What to do: Show every line of the data below that includes the word "World".

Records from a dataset
- - - - -

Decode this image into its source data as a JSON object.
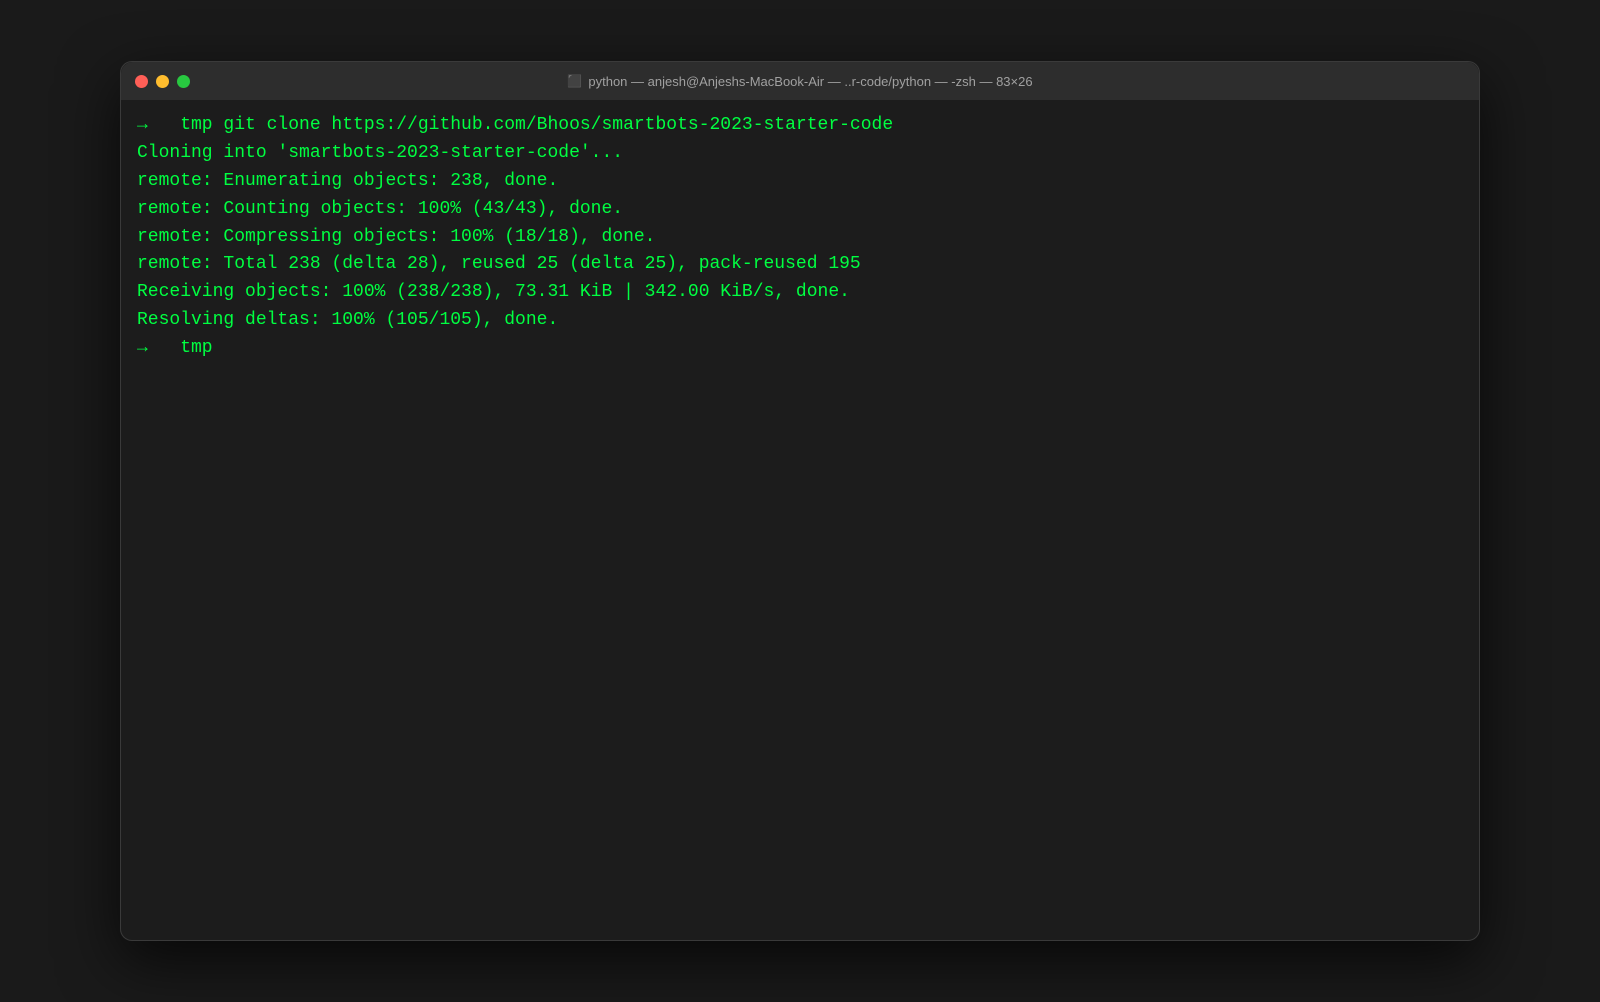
{
  "window": {
    "titlebar_text": "python — anjesh@Anjeshs-MacBook-Air — ..r-code/python — -zsh — 83×26",
    "controls": {
      "close_label": "close",
      "minimize_label": "minimize",
      "maximize_label": "maximize"
    }
  },
  "terminal": {
    "lines": [
      {
        "type": "prompt",
        "content": "→   tmp git clone https://github.com/Bhoos/smartbots-2023-starter-code"
      },
      {
        "type": "output",
        "content": "Cloning into 'smartbots-2023-starter-code'..."
      },
      {
        "type": "output",
        "content": "remote: Enumerating objects: 238, done."
      },
      {
        "type": "output",
        "content": "remote: Counting objects: 100% (43/43), done."
      },
      {
        "type": "output",
        "content": "remote: Compressing objects: 100% (18/18), done."
      },
      {
        "type": "output",
        "content": "remote: Total 238 (delta 28), reused 25 (delta 25), pack-reused 195"
      },
      {
        "type": "output",
        "content": "Receiving objects: 100% (238/238), 73.31 KiB | 342.00 KiB/s, done."
      },
      {
        "type": "output",
        "content": "Resolving deltas: 100% (105/105), done."
      },
      {
        "type": "prompt",
        "content": "→   tmp"
      }
    ],
    "colors": {
      "text": "#00ff41",
      "background": "#1c1c1c"
    }
  }
}
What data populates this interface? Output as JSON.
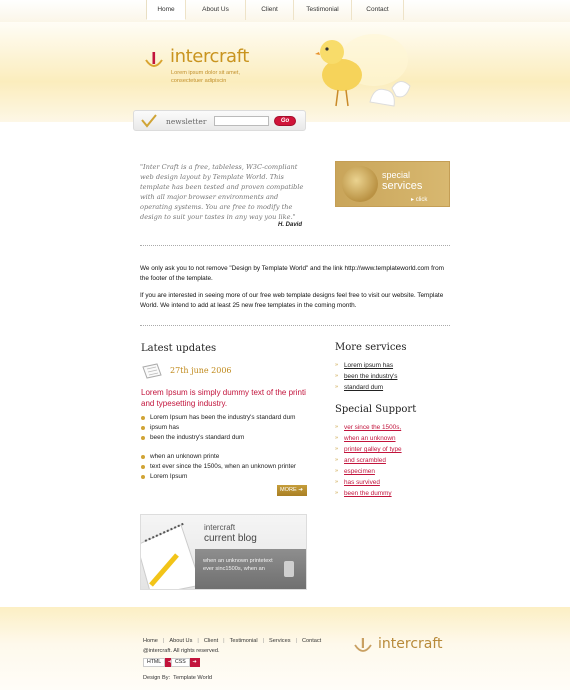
{
  "nav": [
    "Home",
    "About Us",
    "Client",
    "Testimonial",
    "Contact"
  ],
  "brand": {
    "name": "intercraft",
    "tagline": "Lorem ipsum dolor sit amet, consectetuer adipiscin"
  },
  "newsletter": {
    "label": "newsletter",
    "value": "",
    "go": "Go"
  },
  "quote": {
    "text": "\"Inter Craft is a free, tableless, W3C-compliant web design layout by Template World. This template has been tested and proven compatible with all major browser environments and operating systems. You are free to modify the design to suit your tastes in any way you like.\"",
    "author": "H. David"
  },
  "special": {
    "line1": "special",
    "line2": "services",
    "cta": "click"
  },
  "intro": {
    "p1": "We only ask you to not remove \"Design by Template World\" and the link http://www.templateworld.com from the footer of the template.",
    "p2": "If you are interested in seeing more of our free web template designs feel free to visit our website. Template World. We intend to add at least 25 new free templates in the coming month."
  },
  "latest": {
    "title": "Latest updates",
    "date": "27th june 2006",
    "headline": "Lorem Ipsum is simply dummy text of the printi and typesetting industry.",
    "list1": [
      "Lorem Ipsum has been the industry's standard dum",
      "ipsum has",
      "been the industry's standard dum"
    ],
    "list2": [
      "when an unknown printe",
      "text ever since the 1500s, when an unknown printer",
      "Lorem Ipsum"
    ],
    "more": "MORE"
  },
  "blog": {
    "line1": "intercraft",
    "line2": "current blog",
    "text": "when an unknown printetext ever sinc1500s, when an"
  },
  "more_services": {
    "title": "More services",
    "items": [
      "Lorem ipsum has",
      "been the industry's",
      "standard dum"
    ]
  },
  "special_support": {
    "title": "Special Support",
    "items": [
      "ver since the 1500s,",
      "when an unknown",
      "printer galley of type",
      "and scrambled",
      "especimen",
      "has survived",
      "been the dummy"
    ]
  },
  "footer": {
    "links": [
      "Home",
      "About Us",
      "Client",
      "Testimonial",
      "Services",
      "Contact"
    ],
    "copyright": "@intercraft. All rights reserved.",
    "badges": [
      "HTML",
      "CSS"
    ],
    "design_label": "Design By:",
    "design_by": "Template World",
    "logo": "intercraft"
  },
  "colors": {
    "accent": "#c9941f",
    "pink": "#c2143c",
    "cream": "#fbedbd"
  }
}
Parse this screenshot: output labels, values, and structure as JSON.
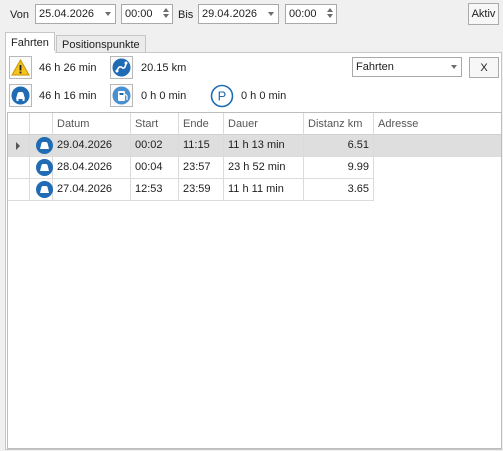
{
  "filter": {
    "from_label": "Von",
    "from_date": "25.04.2026",
    "from_time": "00:00",
    "to_label": "Bis",
    "to_date": "29.04.2026",
    "to_time": "00:00",
    "active_label": "Aktiv"
  },
  "tabs": [
    {
      "label": "Fahrten"
    },
    {
      "label": "Positionspunkte"
    }
  ],
  "summary": {
    "warning_time": "46 h 26 min",
    "distance": "20.15 km",
    "drive_time": "46 h 16 min",
    "idle_time": "0 h 0 min",
    "parking_time": "0 h 0 min"
  },
  "view_select": {
    "value": "Fahrten"
  },
  "clear_label": "X",
  "grid": {
    "columns": [
      "Datum",
      "Start",
      "Ende",
      "Dauer",
      "Distanz km",
      "Adresse"
    ],
    "rows": [
      {
        "datum": "29.04.2026",
        "start": "00:02",
        "ende": "11:15",
        "dauer": "11 h 13 min",
        "distanz": "6.51",
        "adresse": ""
      },
      {
        "datum": "28.04.2026",
        "start": "00:04",
        "ende": "23:57",
        "dauer": "23 h 52 min",
        "distanz": "9.99",
        "adresse": ""
      },
      {
        "datum": "27.04.2026",
        "start": "12:53",
        "ende": "23:59",
        "dauer": "11 h 11 min",
        "distanz": "3.65",
        "adresse": ""
      }
    ]
  },
  "colors": {
    "icon_blue": "#1f6cb5",
    "warning_yellow": "#f5c31c",
    "selected_row": "#dedede"
  },
  "icons": [
    "warning-icon",
    "route-icon",
    "car-icon",
    "idle-icon",
    "parking-icon",
    "row-pointer-icon"
  ]
}
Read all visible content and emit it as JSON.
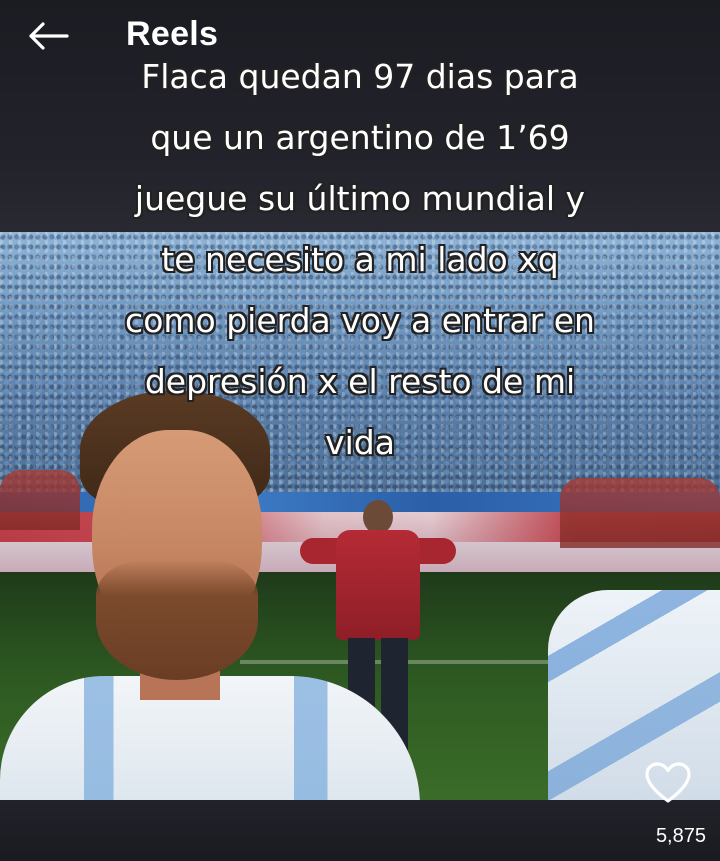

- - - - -

Result:
    "text": "\"Inter Craft is a free, tableless, W3C-compliant web design layout by Template World. This template has been tested and proven compatible with all major browser environments and operating systems. You are free to modify the design to suit your tastes in any way you like.\"",
    "p1": "We only ask you to not remove \"Design by Template World\" and the link http://www.templateworld.com from the footer of the template.",
    "p2": "If you are interested in seeing more of our free web template designs feel free to visit our website. Template World. We intend to add at least 25 new free templates in the coming month."
    "design_by": "Template World",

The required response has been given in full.